On the flip side of the coin are those players who are moving forward by digging deep into the roots of Latin jazz and salsa, trying to fit the new musical ideas of the 21st century into the tight grooves and engaging vocals of the '70s.
Case in point: Bryan Vargas & ¡Ya Esta!, whose new CD, Afro Latino Soul, features 58 minutes of solid playing and exciting solos that take you back to the days when Latin jazz was fun and the parties went till all hours of the night.
Pianist and bandleader Arturo O'Farrillson of Cuban legend Chico O'Farrillproduced the CD and plays on one track. Most of the musicians are new to me, but I don't think they'll stay underground for long. Vargas in particular is a commanding presence when he solos, and he's smart enough to know that keeping the groove going is an important part of his job, too.
The standout soloist on Afro Latino Soul is trumpeter Matt Hilgenberg, who channels the vibe of "Chocolate" Armenteros with his playing on tunes like the Vargas originals "United" and "El Sonido." He screams when he needs to scream, and glides when he needs to glide.
In addition to a heaping helping of very strong Vargas compositions, the album also cements its classic salsa roots with tunes from several heavyweights, including Eddie Palmieri ("Vamanos Pal Monte") and Arsenio Rodriguez ("No Me Llores").
All in all, Afro Latino Soul is an engaging debut record by a band with a lot of promise. Recommended.
Track Listing: United, Obatala, No Me Llores, Guerreros Africanos, La Comunidad, As Warm As The Sun, Vamanos
Pal Monte, Lagrimas Negras, El Sonido

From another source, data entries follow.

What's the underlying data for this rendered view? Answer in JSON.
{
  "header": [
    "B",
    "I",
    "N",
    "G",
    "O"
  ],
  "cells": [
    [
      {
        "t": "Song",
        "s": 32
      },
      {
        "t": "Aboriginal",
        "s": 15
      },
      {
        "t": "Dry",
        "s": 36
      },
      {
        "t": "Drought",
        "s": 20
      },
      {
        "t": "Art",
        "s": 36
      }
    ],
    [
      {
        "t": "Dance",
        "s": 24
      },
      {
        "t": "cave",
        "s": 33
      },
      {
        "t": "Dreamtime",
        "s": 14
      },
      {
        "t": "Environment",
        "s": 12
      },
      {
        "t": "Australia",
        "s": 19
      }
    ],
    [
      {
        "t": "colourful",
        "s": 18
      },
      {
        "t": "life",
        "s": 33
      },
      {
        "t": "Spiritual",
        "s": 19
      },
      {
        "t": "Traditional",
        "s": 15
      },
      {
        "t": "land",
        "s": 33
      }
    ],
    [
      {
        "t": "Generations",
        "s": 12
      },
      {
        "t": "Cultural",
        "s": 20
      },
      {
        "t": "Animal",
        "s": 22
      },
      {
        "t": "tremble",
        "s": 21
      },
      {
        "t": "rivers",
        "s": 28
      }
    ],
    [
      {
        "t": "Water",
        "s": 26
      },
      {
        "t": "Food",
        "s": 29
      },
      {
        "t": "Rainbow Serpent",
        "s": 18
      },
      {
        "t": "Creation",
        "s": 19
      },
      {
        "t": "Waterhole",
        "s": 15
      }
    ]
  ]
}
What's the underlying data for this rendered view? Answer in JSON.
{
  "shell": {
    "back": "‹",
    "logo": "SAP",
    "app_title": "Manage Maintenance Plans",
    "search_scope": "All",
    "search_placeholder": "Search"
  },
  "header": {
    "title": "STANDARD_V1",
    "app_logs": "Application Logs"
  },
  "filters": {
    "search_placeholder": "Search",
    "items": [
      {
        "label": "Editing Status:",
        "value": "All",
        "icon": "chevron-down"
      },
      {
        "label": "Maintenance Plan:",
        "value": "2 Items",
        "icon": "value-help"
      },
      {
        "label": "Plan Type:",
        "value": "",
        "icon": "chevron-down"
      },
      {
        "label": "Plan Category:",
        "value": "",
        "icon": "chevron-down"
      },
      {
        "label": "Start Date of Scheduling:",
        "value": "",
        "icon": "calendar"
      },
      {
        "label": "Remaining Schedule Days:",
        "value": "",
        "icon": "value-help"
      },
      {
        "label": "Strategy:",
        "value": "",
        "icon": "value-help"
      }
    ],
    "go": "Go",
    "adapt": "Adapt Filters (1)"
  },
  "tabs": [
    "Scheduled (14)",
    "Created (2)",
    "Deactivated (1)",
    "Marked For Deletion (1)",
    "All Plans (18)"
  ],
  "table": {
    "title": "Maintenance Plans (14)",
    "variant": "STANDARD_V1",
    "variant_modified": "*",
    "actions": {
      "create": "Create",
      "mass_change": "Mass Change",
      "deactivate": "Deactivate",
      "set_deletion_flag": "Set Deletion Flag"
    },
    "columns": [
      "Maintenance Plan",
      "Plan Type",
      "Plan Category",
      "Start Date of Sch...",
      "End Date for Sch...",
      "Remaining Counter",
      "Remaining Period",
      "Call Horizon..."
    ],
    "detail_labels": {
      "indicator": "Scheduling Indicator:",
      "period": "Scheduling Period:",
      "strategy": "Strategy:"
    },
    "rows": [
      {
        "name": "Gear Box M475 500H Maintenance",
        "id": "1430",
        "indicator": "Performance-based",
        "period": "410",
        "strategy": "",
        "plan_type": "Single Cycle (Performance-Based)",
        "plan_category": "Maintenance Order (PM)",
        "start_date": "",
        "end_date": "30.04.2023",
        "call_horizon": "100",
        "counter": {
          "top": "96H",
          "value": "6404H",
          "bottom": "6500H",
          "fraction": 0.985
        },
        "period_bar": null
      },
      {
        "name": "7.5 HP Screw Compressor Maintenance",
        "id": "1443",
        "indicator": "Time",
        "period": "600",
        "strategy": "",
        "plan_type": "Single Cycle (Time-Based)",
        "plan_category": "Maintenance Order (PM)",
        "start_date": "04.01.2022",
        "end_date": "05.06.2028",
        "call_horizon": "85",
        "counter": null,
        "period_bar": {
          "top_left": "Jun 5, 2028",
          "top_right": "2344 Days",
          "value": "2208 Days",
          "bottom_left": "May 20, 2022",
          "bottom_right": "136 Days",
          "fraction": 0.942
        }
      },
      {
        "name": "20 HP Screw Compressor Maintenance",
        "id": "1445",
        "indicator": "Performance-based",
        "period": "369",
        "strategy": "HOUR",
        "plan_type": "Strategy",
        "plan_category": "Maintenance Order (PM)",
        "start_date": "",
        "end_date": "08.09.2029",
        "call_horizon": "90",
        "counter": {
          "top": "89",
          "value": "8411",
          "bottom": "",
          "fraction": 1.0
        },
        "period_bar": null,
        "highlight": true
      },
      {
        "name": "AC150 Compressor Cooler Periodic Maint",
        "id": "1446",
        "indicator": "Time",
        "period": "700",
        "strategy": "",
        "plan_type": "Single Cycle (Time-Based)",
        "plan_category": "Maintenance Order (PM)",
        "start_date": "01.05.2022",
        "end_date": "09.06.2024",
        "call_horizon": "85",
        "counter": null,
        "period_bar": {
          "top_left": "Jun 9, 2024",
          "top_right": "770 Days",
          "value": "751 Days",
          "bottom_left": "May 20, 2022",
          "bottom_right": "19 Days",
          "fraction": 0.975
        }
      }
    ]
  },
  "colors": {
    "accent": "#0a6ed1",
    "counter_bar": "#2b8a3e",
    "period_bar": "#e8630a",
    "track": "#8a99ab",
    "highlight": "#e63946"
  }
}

Personnel: Bryan Vargas (guitars, coro & lead vocals), Ernesto Abreu (congas, clave & coro), Matt Baranello
(trap drums, chekere & coro), Matt Hilgenberg (trumpet, flugelhorn, guiro & coro), Toshi Someya
(bass & coro), Jorge Vazquez (bongo, campana & coro), with special guests Arturo O'Farrill (piano
on "No Me Llores"), Sandra Garcia Rivera (coro on "Lagrimas Negras"
Year Released: 2004
| Record Label: Mofongo Music
| Style: Latin/World
I was first exposed to jazz when I was studying at the University of Puerto Rico. Nearby, I found a little record shop where the music coming from the store (Taller de Jazz Don Pedro) made me stop. I walked down the short stairs and towards the music and learned that the music playing was Clifford Brown and Max Roach
I was first exposed to jazz when I was studying at the University of Puerto Rico. Nearby, I found a little record shop where the music coming from the store (Taller de Jazz Don Pedro) made me stop. I walked down the short stairs and towards the music and learned that the music playing was Clifford Brown and Max Roach. I fell in love with it. I wondered around until the owner (Pedro Soto) asked if I needed help. He then introduced me to John Coltrane, Miles Davis, Gerry Mulligan and the rest is history. I walked out of the store with my first jazz recording: Clifford Brown and Max Roach at Basin Street.